Rhino are large, thick-skinned herbivorous mammals naturally found with one or two horns on their noses. However, with poaching becoming more and more of an issue on the continent, both Black and White Rhino will often have their horns removed to dissuade poaching.
Members of the Cat Family:
These animals are relatively similar to the domestic cat, however when it comes to their natures, they are relatively reclusive animals.
This specie of the cat family is also fairly reclusive animals, they enjoy the savannah grasslands , however they also exist well in a rocky terrain they are also gifted climbers.
They thrive in environments where there is open space to run, they are able to reach land speeds of 112 km/h, they are mostly found alone, but they also do form groups.
They exist in mainly grassy parts of the park; their long necks make them easy to spot.
These canines may hunt in groups of up to 40, the back of the pack is characterized by the breeding pair.
They exist within the rocky hills of the and the impressive trees that surround the park.
They have poor eye sight and could potentially come close to guests.
These animals stay in groups of about 100, when they feel threatened, they may blow or snort.
They are seen in the thick bushes, in the small herds there is a small distinction when it comes to size and color between the males and family.
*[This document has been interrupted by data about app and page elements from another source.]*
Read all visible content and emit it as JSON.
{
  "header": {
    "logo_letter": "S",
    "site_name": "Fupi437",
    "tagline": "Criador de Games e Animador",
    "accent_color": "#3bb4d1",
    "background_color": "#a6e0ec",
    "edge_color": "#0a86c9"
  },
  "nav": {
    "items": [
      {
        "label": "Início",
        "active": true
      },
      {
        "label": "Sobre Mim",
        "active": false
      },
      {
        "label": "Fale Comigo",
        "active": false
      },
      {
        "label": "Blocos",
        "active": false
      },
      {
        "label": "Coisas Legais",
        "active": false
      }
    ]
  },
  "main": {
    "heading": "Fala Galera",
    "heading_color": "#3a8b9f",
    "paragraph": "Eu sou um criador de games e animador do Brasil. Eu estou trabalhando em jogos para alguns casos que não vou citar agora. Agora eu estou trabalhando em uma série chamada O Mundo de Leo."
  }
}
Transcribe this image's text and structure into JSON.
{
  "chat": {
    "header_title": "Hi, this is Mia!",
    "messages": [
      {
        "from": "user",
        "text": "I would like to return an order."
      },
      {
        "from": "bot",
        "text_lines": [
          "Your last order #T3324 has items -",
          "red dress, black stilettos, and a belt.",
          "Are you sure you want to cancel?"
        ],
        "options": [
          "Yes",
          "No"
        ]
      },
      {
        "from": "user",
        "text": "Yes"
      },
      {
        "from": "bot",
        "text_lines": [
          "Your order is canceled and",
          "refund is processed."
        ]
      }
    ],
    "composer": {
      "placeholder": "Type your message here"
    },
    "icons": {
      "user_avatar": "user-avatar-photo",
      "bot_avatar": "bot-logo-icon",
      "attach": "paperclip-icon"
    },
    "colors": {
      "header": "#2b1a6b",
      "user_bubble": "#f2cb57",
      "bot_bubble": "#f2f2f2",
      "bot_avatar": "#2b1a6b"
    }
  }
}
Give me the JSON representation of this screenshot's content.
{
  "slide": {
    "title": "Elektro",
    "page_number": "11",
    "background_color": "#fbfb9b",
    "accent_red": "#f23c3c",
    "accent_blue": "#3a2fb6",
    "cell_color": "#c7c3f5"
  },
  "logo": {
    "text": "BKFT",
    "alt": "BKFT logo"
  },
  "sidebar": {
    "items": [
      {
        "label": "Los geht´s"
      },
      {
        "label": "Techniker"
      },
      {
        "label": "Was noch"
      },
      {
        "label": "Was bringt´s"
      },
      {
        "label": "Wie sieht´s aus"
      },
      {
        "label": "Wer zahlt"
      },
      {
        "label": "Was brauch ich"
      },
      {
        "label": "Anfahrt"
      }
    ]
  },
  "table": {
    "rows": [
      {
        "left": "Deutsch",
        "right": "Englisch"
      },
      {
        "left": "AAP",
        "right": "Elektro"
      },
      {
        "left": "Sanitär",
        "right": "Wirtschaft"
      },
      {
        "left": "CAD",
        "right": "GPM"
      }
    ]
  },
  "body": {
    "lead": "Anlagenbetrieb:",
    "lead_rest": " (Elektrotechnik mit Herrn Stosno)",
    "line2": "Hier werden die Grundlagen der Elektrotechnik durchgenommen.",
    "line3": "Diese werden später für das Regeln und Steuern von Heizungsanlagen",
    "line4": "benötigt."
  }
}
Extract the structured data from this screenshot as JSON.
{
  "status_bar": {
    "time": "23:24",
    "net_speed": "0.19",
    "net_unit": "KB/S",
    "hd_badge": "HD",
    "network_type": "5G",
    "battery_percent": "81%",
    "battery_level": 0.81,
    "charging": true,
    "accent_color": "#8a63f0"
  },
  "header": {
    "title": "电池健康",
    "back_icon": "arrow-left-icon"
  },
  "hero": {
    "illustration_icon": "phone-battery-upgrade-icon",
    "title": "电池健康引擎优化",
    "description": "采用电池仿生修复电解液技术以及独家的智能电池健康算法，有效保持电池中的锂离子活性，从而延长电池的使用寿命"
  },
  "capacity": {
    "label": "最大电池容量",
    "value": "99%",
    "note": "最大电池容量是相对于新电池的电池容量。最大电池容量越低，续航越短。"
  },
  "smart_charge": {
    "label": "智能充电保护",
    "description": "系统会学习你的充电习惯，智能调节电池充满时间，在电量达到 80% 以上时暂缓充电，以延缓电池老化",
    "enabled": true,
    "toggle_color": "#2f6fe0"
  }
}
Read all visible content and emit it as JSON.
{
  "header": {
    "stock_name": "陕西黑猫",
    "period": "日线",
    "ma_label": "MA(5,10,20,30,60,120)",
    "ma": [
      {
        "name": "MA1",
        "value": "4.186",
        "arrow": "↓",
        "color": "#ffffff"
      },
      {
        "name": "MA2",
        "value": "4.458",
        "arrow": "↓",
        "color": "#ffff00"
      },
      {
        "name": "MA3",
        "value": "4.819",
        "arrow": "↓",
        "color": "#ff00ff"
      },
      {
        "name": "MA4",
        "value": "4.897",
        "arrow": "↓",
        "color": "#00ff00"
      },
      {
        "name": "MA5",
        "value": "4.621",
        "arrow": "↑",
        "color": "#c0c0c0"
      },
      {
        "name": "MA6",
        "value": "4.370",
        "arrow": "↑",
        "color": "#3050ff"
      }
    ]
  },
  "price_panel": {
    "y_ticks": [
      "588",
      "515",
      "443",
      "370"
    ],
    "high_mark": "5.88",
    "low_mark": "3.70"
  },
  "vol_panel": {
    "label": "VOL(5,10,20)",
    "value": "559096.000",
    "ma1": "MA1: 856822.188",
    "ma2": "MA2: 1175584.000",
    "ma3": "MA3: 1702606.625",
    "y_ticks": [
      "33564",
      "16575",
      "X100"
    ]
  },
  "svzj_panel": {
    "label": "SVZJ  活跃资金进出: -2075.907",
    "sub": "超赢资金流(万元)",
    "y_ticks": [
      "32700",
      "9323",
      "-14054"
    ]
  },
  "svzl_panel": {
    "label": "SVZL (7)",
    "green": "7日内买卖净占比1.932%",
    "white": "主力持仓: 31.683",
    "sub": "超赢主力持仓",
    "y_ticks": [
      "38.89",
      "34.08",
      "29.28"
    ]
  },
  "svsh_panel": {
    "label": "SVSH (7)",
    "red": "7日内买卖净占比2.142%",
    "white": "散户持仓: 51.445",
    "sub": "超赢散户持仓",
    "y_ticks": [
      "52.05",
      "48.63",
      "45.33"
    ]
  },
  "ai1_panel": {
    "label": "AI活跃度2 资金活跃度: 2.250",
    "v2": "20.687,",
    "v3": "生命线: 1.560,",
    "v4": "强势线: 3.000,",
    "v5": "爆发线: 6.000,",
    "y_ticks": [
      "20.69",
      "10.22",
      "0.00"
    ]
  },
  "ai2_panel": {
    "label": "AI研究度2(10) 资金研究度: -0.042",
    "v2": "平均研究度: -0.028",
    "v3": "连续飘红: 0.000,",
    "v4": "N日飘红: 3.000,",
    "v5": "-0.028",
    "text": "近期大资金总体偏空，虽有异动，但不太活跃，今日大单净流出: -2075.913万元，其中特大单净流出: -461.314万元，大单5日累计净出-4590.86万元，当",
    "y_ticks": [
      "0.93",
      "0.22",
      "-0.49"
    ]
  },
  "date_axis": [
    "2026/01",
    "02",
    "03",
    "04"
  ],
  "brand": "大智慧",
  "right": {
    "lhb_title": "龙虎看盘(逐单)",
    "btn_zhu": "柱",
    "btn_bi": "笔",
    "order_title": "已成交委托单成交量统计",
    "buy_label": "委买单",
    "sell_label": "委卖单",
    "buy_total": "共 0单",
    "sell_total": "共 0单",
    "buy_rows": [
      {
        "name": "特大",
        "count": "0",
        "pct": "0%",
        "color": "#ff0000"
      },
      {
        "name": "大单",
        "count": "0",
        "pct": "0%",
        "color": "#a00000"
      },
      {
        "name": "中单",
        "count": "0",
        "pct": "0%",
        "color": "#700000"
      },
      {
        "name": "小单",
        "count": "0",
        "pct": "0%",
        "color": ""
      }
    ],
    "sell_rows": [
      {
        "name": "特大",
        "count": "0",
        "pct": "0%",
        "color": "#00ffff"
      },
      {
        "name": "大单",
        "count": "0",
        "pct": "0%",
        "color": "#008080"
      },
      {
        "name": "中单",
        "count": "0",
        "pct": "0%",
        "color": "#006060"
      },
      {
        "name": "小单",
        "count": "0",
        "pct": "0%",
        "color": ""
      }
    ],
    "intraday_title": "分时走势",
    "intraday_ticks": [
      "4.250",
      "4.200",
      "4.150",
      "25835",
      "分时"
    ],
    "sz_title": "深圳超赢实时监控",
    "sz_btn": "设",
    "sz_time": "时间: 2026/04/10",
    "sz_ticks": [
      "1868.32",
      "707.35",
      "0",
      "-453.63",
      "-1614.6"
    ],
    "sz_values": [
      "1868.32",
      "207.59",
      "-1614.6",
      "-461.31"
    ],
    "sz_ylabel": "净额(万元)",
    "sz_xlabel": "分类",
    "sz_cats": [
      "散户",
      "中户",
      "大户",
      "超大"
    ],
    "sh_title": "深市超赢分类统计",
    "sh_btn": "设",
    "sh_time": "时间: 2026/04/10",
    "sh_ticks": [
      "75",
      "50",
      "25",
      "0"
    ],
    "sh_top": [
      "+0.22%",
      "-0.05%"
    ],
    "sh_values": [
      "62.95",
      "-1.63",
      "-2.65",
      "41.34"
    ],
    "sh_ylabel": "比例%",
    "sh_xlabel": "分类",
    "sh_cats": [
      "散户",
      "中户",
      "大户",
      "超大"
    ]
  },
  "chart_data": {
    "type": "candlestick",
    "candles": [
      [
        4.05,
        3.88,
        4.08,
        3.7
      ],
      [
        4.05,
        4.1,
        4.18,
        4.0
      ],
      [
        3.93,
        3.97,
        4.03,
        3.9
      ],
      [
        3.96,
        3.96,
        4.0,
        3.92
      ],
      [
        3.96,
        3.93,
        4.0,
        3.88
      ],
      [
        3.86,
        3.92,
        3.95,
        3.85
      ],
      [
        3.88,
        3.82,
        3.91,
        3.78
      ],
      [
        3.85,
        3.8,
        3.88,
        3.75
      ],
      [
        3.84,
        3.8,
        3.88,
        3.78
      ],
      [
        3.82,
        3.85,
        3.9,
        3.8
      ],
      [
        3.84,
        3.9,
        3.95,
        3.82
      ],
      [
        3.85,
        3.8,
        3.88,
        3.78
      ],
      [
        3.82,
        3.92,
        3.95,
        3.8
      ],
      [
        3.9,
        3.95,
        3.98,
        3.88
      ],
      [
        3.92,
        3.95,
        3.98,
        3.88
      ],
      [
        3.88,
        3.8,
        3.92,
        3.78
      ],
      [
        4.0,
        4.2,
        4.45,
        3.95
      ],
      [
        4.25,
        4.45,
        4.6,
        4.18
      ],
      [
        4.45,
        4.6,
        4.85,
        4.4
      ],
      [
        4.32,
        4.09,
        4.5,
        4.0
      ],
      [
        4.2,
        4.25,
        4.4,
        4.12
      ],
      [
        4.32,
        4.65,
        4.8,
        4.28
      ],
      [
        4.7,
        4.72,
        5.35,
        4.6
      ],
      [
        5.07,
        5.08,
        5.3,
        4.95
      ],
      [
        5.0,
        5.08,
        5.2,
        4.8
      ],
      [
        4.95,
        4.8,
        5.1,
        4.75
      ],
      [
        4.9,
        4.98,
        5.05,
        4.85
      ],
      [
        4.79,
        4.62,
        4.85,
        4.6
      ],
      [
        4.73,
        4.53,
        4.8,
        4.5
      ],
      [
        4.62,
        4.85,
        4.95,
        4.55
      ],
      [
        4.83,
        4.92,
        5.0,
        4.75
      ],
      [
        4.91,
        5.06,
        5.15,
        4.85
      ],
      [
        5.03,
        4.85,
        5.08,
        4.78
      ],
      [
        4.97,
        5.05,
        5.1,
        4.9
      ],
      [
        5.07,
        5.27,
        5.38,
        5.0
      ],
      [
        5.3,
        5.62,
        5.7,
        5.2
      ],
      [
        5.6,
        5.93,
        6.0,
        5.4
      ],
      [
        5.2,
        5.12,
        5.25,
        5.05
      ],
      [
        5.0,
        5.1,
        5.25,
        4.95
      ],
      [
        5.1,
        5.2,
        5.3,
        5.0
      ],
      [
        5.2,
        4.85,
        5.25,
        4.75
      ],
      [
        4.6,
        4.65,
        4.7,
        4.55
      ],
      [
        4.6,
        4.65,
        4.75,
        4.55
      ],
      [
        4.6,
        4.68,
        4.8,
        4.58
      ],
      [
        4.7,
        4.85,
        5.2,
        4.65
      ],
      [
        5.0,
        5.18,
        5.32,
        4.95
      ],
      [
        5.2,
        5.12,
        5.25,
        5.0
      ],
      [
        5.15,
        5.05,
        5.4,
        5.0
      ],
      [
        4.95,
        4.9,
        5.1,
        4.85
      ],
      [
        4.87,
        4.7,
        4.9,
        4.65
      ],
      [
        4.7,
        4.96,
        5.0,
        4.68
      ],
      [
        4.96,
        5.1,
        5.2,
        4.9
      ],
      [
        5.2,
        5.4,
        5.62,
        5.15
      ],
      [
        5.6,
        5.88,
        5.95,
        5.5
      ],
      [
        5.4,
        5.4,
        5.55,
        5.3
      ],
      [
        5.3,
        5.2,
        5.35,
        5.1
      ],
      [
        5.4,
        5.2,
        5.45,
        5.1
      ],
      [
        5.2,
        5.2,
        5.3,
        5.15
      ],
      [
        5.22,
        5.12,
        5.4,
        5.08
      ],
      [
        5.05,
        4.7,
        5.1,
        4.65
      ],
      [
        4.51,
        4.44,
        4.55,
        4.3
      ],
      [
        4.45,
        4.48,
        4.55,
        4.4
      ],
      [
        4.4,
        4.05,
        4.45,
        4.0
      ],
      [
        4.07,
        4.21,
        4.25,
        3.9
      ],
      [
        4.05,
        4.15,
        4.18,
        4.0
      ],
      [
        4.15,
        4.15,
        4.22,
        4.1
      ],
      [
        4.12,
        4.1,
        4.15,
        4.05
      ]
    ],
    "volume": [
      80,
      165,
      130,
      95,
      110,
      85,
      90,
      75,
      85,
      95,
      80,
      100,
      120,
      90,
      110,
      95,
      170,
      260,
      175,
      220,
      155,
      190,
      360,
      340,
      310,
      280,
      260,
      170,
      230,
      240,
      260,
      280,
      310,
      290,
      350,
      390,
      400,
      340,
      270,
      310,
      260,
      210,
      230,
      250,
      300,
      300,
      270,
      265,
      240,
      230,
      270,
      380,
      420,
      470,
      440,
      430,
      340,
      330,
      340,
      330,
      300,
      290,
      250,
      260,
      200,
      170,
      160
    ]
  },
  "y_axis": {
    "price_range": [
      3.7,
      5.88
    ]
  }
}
They enjoy tall grass environments these amazing animals are also able to swim, they emit a high-pitched whistle.